### Input records
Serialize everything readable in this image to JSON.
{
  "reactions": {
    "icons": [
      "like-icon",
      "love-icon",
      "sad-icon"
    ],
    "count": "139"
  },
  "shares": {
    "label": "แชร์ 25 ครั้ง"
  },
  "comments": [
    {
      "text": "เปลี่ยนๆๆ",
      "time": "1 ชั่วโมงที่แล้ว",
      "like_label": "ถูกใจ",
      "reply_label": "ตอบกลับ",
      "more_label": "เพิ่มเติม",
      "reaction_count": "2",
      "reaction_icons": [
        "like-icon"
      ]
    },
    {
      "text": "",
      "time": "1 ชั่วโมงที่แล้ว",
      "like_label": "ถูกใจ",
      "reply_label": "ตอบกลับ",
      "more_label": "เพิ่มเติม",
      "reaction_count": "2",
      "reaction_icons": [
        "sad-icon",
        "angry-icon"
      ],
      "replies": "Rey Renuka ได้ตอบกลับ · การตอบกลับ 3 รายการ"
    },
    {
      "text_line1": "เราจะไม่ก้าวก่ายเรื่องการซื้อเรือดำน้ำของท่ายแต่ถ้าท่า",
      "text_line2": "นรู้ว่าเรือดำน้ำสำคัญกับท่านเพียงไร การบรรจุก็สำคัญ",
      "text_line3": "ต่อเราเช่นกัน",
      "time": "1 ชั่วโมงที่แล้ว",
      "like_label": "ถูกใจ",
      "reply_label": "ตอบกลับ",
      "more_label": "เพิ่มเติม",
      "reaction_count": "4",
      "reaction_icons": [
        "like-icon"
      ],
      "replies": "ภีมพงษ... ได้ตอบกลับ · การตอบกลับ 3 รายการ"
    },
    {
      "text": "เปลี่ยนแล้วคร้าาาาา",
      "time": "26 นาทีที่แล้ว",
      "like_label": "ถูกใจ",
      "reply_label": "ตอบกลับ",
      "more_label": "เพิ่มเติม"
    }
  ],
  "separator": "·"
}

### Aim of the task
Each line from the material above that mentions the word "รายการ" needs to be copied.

### Result
      "replies": "Rey Renuka ได้ตอบกลับ · การตอบกลับ 3 รายการ"
      "replies": "ภีมพงษ... ได้ตอบกลับ · การตอบกลับ 3 รายการ"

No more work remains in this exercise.